Note that the electron is not "scattering a photon" when it cycles from rest to interacting to rest again. As best as I can tell, that would be equivalent to the electron absorbing then re-emitting a photon unchanged. What's called "scattering a photon" happens when the electron interacts with a third party while interacting with the incident wave and doesn't return to rest. This causes a discontinuity in the electron's radiated em wave. If this paragraph appears to be vague and "hand waving", that's because it is! I reduced it to the most simple case possible. I don't know what happens when the incident wave has different polarizations. Circular is the easiest and produces the strongest effect since the longitudinal acceleration is the greatest.

19. Aug 6, 2008

### cesiumfrog

I linked Kibble's paper in post #15, but it's properly cited inside your own reference. For the stable state I do understand broadly saying "the electron is in phase with the wave" but note that the velocity lags E by 90 degrees (and may be perfectly in phase or exactly out of phase with B depending on polarisation chirality). Sorry if, earlier, my only describing one transverse component (independent of polarisation) caused confusion.

I agree that, if the electron does not scatter any of the external wave, the electron will be longitudinally accelerated as the wave increases in intensity then decelerated back to its initial momentum as the wave decays past. (I hadn't previously been aware of this mechanism, which applies a net longitudinal force whenever the orbit of the charge is mismatched to the intensity of the wave.)

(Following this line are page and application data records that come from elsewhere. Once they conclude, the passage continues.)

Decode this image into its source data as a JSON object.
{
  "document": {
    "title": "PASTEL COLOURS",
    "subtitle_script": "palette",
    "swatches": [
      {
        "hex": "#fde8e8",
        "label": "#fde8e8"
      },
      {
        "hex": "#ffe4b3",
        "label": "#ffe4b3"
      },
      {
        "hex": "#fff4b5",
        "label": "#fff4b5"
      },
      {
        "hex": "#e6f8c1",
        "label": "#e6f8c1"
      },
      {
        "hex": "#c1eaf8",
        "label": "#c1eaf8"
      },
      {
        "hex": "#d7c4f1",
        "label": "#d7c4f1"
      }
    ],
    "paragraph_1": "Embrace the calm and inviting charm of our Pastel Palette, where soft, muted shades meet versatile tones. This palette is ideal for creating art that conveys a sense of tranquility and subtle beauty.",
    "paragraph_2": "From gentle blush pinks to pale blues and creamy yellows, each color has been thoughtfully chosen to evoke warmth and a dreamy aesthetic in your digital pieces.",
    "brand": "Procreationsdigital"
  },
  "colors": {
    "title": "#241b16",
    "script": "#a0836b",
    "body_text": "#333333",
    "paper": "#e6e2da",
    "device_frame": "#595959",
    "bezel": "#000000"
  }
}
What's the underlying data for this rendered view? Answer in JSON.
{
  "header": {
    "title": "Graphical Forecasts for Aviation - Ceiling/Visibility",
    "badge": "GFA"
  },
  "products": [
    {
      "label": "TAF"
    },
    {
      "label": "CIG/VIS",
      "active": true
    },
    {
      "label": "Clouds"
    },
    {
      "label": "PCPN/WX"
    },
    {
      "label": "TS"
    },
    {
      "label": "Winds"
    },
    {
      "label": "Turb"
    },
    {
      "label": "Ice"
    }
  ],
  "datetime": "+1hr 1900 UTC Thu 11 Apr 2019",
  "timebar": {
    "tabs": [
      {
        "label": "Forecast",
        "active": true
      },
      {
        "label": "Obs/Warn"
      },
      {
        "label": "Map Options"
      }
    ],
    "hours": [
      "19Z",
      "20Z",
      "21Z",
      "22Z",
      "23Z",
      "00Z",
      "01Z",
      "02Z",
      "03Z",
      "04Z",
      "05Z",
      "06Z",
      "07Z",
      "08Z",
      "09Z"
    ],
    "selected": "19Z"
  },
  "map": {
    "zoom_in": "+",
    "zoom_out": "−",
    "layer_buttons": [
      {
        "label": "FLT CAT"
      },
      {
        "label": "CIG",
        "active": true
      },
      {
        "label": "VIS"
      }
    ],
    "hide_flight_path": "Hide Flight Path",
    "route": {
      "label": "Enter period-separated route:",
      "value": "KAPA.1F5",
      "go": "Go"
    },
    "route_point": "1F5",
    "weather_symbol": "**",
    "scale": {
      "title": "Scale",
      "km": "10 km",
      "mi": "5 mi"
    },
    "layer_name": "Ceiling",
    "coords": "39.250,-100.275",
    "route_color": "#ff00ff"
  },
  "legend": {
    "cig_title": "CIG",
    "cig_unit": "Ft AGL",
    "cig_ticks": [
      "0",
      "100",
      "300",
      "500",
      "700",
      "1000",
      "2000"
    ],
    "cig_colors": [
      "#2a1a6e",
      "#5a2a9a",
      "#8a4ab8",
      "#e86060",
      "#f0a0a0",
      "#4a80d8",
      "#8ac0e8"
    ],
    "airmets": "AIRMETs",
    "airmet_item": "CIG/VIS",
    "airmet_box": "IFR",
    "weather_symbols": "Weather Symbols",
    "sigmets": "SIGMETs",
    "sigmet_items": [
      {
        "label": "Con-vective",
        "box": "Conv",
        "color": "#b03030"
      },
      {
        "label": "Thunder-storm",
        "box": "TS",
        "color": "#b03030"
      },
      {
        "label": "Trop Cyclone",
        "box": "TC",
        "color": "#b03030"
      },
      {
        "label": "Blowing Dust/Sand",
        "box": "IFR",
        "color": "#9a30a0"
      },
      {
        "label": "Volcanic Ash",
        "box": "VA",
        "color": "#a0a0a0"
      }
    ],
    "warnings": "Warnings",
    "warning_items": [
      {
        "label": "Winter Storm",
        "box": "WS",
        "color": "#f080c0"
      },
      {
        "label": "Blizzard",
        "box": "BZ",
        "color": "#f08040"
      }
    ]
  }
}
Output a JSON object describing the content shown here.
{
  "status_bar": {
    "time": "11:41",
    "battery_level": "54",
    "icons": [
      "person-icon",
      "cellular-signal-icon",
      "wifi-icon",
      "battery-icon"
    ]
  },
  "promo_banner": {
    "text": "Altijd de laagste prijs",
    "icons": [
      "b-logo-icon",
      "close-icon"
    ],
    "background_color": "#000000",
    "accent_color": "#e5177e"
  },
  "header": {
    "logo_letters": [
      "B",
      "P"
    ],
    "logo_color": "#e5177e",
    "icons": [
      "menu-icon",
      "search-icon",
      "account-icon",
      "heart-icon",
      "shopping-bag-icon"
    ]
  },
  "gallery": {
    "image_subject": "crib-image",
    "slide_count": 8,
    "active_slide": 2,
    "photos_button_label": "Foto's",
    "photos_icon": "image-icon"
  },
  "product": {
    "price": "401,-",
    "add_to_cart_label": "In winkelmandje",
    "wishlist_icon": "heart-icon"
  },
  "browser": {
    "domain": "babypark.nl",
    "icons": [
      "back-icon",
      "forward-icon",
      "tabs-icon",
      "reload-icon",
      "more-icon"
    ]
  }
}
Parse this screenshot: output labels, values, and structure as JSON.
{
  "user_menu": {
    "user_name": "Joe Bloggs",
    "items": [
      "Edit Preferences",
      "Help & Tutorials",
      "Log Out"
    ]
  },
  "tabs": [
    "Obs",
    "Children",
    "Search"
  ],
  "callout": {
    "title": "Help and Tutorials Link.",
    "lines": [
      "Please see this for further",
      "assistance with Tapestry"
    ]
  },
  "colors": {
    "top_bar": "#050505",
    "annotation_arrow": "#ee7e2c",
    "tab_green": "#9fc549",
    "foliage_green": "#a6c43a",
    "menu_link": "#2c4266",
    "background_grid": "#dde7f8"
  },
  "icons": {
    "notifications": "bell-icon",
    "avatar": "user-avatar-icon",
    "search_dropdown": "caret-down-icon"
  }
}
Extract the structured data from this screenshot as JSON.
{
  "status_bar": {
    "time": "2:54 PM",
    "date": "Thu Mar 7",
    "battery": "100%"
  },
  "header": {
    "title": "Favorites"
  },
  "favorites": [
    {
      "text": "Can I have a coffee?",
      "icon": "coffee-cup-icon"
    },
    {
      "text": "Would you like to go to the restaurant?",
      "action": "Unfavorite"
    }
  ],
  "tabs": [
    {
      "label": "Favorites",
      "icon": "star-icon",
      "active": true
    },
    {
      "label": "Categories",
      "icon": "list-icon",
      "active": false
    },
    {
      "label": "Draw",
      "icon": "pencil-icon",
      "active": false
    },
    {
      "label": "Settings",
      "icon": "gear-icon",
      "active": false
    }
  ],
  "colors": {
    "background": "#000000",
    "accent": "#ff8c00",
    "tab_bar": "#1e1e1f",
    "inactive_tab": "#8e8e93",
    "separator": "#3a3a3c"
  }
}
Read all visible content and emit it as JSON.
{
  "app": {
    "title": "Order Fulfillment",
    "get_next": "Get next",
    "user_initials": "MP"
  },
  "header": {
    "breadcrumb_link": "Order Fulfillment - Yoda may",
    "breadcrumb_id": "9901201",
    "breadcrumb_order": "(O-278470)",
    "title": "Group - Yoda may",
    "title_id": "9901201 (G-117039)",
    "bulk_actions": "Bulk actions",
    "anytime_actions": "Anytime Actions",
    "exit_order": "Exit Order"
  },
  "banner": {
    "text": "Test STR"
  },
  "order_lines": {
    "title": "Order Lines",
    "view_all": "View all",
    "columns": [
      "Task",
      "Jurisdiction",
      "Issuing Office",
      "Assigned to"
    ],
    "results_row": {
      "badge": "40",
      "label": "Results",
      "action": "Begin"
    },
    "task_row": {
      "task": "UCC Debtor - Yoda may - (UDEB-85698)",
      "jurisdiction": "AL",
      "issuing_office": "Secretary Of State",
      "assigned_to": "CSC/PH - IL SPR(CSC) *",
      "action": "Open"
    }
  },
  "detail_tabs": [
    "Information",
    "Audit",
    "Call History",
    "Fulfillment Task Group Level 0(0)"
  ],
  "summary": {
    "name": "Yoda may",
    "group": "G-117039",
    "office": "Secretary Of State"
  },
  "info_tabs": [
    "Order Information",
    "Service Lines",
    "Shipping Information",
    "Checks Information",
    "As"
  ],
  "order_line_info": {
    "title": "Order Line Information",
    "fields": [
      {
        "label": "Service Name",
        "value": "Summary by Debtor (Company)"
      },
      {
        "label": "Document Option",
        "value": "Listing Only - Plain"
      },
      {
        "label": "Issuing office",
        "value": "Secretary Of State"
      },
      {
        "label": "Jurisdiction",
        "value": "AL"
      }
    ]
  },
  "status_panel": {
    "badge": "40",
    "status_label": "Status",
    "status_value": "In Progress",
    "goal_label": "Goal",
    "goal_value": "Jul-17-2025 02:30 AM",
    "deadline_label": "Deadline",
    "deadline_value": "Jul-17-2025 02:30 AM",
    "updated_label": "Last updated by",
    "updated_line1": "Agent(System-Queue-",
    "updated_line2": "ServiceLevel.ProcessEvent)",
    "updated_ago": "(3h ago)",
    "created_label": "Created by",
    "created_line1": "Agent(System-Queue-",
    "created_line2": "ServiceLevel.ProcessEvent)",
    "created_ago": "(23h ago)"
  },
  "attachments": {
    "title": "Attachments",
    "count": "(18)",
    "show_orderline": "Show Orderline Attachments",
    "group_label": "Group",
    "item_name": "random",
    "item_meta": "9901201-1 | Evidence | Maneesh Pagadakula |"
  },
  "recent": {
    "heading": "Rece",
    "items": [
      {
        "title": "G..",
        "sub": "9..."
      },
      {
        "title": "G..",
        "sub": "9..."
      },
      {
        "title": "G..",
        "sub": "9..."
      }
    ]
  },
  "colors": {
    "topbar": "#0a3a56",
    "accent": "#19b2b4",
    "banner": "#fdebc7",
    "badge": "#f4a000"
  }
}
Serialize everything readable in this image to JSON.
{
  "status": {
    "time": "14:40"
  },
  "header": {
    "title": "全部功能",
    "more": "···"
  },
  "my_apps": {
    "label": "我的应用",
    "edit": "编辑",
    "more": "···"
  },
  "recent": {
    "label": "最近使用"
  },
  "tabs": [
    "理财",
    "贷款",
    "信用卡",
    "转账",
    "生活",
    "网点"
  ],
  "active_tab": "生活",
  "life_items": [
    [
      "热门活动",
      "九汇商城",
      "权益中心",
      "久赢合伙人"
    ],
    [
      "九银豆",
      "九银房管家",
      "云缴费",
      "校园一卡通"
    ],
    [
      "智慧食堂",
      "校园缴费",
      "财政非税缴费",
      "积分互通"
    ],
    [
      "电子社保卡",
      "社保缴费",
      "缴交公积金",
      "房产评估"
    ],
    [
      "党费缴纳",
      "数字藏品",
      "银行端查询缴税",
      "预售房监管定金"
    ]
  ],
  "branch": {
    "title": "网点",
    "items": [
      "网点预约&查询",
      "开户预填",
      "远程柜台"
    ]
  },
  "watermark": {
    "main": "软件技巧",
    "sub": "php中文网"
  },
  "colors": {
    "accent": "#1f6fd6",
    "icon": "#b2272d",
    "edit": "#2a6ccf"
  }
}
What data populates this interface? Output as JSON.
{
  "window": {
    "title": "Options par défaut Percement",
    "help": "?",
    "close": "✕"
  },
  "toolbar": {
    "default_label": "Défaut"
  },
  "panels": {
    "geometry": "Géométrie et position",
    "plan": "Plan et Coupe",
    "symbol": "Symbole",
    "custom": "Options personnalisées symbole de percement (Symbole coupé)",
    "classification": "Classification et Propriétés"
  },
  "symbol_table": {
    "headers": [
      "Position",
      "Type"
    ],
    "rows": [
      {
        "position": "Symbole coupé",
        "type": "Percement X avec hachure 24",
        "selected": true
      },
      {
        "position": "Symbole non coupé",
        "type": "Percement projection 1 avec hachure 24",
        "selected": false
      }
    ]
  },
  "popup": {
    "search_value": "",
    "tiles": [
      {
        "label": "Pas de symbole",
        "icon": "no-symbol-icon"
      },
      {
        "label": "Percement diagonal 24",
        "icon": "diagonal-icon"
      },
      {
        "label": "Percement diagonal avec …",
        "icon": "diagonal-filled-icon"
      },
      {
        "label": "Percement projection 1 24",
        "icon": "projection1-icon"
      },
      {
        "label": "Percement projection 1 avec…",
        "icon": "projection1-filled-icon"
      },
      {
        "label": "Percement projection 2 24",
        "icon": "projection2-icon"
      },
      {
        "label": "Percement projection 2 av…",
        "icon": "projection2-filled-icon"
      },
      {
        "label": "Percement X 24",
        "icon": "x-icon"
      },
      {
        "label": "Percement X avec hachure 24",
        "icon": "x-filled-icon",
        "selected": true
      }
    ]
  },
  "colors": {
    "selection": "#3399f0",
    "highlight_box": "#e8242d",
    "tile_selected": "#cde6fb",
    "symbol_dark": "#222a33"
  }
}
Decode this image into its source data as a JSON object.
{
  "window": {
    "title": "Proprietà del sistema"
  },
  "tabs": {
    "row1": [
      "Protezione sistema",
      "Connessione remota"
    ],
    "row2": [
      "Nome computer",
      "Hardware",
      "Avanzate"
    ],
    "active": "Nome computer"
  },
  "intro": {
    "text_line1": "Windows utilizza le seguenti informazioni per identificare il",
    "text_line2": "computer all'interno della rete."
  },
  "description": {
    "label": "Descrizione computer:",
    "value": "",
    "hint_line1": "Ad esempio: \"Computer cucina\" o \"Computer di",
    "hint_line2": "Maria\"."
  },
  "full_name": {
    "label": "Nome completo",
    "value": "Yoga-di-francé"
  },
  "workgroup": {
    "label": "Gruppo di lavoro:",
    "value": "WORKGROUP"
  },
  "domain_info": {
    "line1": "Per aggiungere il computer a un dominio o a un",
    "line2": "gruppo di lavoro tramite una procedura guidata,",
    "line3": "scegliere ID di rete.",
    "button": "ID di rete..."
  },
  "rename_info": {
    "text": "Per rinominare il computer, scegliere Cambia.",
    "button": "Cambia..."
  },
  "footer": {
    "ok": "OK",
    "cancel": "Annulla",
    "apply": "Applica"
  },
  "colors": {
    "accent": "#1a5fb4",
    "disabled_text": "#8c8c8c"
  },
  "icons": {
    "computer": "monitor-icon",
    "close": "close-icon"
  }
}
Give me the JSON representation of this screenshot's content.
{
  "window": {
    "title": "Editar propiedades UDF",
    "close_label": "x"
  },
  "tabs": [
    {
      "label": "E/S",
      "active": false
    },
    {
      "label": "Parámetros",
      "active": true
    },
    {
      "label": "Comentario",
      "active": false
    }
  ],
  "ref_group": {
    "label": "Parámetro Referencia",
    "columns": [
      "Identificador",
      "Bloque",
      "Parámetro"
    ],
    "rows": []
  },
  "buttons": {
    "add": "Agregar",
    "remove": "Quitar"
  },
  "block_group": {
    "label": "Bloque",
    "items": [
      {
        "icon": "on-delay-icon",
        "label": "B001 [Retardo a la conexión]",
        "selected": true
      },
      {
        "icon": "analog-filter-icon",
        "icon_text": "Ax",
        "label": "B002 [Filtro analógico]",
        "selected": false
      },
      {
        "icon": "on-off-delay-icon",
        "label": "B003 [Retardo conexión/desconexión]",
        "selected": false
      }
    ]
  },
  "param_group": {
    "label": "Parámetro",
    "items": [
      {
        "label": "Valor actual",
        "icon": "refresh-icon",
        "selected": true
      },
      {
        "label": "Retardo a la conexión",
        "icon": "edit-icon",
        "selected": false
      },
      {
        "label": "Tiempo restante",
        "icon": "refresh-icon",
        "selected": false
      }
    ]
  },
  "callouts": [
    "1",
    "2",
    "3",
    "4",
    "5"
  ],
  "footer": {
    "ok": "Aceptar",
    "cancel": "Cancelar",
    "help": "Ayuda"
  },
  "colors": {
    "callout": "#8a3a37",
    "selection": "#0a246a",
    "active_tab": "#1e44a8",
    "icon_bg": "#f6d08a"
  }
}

However, consider the neglected (synchrotron) radiation produced by the rapid transverse acceleration of the electron. Obviously (since the position of the charge is 180 degrees out of phase with the applied E field) this radiation will be 180 degrees out of phase from the wave (hence the component propagating in the same direction will destructively interfere with the energy of the original wave) and we can call it a reflection (or continuous classical scattering) of part of the original wave, off from the electron.

Since part of the wave is scattered, the wave momentum decreases. But the emission of radiation has a back-reaction (e.g., the Abram-Lorentz force) which will damp the transverse motion of the electron. This will maintain such a mismatch (between the external wave and the transverse orbit of the charge) as to re-invoke the earlier mechanism to also maintain a longitudinal acceleration (even now that the intensity of the incident wave is constant). However, when the incident wave intensity finally decreases away, the amount of associated longitudinal deceleration will be no more than before (despite extra intervening acceleration) therefore the free electron will ultimately retain some momentum from the wave (just as was required by global conservation of momentum to balance for the reflected part of the wave).

Last edited: Aug 6, 2008